DESCRIPTION OF THE TASK:
Please output the data exactly, minus pictures.

SOURCE RECORDS:
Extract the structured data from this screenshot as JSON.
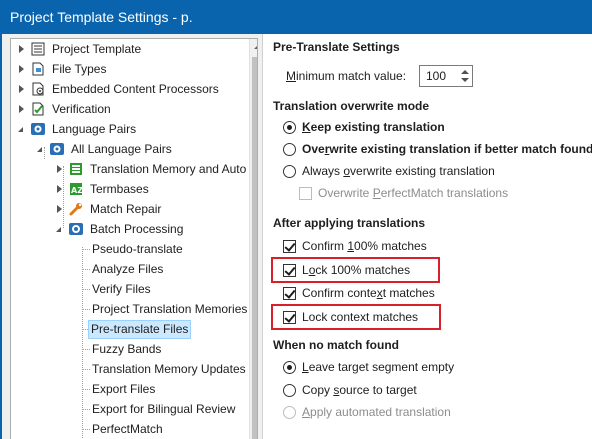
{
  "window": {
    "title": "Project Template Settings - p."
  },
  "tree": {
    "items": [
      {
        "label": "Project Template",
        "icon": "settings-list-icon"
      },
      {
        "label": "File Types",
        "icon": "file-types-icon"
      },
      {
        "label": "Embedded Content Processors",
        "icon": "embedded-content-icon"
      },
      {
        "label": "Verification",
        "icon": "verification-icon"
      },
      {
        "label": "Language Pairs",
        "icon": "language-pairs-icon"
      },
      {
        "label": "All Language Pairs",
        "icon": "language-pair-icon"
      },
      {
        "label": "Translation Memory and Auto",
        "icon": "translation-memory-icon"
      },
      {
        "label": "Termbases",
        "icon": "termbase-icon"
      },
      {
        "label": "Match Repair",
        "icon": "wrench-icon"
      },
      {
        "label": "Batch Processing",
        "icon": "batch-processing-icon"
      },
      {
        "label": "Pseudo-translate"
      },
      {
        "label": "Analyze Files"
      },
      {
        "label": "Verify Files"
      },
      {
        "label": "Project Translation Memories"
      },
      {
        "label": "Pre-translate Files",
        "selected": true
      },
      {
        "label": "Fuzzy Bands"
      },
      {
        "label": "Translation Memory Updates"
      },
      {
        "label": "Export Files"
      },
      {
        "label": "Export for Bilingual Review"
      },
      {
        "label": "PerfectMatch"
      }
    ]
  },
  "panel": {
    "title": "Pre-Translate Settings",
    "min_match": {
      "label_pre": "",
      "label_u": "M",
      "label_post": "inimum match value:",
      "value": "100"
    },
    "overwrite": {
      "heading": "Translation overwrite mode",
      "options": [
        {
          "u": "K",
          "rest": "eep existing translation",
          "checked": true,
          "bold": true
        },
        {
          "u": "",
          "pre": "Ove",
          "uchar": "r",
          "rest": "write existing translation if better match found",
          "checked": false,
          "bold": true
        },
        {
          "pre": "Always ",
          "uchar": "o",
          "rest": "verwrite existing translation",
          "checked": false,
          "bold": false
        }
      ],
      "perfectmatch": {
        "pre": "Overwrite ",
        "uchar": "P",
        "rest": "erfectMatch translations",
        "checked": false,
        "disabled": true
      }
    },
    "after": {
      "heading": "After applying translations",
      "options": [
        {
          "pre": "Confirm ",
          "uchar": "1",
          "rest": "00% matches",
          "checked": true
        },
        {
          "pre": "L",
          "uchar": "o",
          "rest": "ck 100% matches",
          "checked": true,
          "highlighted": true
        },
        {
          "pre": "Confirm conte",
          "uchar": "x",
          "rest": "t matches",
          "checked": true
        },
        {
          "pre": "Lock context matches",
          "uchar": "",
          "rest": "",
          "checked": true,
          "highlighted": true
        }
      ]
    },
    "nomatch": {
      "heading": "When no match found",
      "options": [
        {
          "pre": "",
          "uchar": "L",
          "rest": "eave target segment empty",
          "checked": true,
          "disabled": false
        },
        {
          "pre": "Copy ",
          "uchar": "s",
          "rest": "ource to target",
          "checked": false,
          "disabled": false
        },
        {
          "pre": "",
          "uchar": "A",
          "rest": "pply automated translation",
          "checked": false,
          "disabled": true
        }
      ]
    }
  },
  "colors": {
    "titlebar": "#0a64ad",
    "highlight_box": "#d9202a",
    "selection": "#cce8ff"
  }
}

SOLUTION FOR THIS TASK:
Extract the structured data from this screenshot as JSON.
{
  "window": {
    "title": "Project Template Settings - p."
  },
  "tree": {
    "items": [
      {
        "label": "Project Template",
        "icon": "settings-list-icon"
      },
      {
        "label": "File Types",
        "icon": "file-types-icon"
      },
      {
        "label": "Embedded Content Processors",
        "icon": "embedded-content-icon"
      },
      {
        "label": "Verification",
        "icon": "verification-icon"
      },
      {
        "label": "Language Pairs",
        "icon": "language-pairs-icon"
      },
      {
        "label": "All Language Pairs",
        "icon": "language-pair-icon"
      },
      {
        "label": "Translation Memory and Auto",
        "icon": "translation-memory-icon"
      },
      {
        "label": "Termbases",
        "icon": "termbase-icon"
      },
      {
        "label": "Match Repair",
        "icon": "wrench-icon"
      },
      {
        "label": "Batch Processing",
        "icon": "batch-processing-icon"
      },
      {
        "label": "Pseudo-translate"
      },
      {
        "label": "Analyze Files"
      },
      {
        "label": "Verify Files"
      },
      {
        "label": "Project Translation Memories"
      },
      {
        "label": "Pre-translate Files",
        "selected": true
      },
      {
        "label": "Fuzzy Bands"
      },
      {
        "label": "Translation Memory Updates"
      },
      {
        "label": "Export Files"
      },
      {
        "label": "Export for Bilingual Review"
      },
      {
        "label": "PerfectMatch"
      }
    ]
  },
  "panel": {
    "title": "Pre-Translate Settings",
    "min_match": {
      "label_pre": "",
      "label_u": "M",
      "label_post": "inimum match value:",
      "value": "100"
    },
    "overwrite": {
      "heading": "Translation overwrite mode",
      "options": [
        {
          "u": "K",
          "rest": "eep existing translation",
          "checked": true,
          "bold": true
        },
        {
          "u": "",
          "pre": "Ove",
          "uchar": "r",
          "rest": "write existing translation if better match found",
          "checked": false,
          "bold": true
        },
        {
          "pre": "Always ",
          "uchar": "o",
          "rest": "verwrite existing translation",
          "checked": false,
          "bold": false
        }
      ],
      "perfectmatch": {
        "pre": "Overwrite ",
        "uchar": "P",
        "rest": "erfectMatch translations",
        "checked": false,
        "disabled": true
      }
    },
    "after": {
      "heading": "After applying translations",
      "options": [
        {
          "pre": "Confirm ",
          "uchar": "1",
          "rest": "00% matches",
          "checked": true
        },
        {
          "pre": "L",
          "uchar": "o",
          "rest": "ck 100% matches",
          "checked": true,
          "highlighted": true
        },
        {
          "pre": "Confirm conte",
          "uchar": "x",
          "rest": "t matches",
          "checked": true
        },
        {
          "pre": "Lock context matches",
          "uchar": "",
          "rest": "",
          "checked": true,
          "highlighted": true
        }
      ]
    },
    "nomatch": {
      "heading": "When no match found",
      "options": [
        {
          "pre": "",
          "uchar": "L",
          "rest": "eave target segment empty",
          "checked": true,
          "disabled": false
        },
        {
          "pre": "Copy ",
          "uchar": "s",
          "rest": "ource to target",
          "checked": false,
          "disabled": false
        },
        {
          "pre": "",
          "uchar": "A",
          "rest": "pply automated translation",
          "checked": false,
          "disabled": true
        }
      ]
    }
  },
  "colors": {
    "titlebar": "#0a64ad",
    "highlight_box": "#d9202a",
    "selection": "#cce8ff"
  }
}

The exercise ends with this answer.